╭─ Data listing
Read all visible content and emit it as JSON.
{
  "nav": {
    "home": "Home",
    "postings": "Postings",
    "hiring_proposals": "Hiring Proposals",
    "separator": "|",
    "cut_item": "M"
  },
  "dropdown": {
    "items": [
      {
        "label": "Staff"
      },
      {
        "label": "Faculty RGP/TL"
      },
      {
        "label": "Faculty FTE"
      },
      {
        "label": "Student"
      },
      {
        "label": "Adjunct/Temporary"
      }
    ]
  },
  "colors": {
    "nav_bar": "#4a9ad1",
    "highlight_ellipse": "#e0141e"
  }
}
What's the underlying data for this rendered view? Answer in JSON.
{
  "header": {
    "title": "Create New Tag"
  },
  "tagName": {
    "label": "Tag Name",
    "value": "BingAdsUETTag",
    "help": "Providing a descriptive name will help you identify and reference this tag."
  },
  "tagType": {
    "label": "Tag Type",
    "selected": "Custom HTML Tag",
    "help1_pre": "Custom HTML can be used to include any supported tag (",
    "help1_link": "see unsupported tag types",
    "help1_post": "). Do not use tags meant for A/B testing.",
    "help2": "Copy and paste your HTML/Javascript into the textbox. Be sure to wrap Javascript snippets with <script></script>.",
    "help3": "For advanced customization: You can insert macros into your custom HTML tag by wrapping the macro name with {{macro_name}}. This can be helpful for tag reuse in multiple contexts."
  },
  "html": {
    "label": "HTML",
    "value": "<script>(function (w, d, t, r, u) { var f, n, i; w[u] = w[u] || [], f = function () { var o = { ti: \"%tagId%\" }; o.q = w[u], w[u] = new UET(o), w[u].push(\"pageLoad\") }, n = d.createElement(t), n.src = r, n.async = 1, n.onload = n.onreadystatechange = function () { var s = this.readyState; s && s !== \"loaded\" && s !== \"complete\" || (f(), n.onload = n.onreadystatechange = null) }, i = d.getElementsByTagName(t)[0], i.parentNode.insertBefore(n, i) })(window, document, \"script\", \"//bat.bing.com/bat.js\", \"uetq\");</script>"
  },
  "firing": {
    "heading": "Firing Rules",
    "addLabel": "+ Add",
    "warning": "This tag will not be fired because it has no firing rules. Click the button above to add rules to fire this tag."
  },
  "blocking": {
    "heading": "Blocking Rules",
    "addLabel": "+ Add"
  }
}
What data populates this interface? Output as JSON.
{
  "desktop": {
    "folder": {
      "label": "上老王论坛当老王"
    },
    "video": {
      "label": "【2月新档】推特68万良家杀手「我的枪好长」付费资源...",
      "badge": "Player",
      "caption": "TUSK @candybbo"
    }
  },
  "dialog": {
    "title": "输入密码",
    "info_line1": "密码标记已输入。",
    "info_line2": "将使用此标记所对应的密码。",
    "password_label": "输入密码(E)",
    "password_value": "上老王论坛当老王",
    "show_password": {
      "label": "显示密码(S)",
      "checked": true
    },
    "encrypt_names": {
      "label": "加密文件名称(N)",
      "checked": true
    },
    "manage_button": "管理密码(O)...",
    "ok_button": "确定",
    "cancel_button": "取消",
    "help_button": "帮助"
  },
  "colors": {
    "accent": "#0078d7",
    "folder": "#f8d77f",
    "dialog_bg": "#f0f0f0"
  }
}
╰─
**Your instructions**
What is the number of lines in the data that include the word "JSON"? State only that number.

**Task result**
3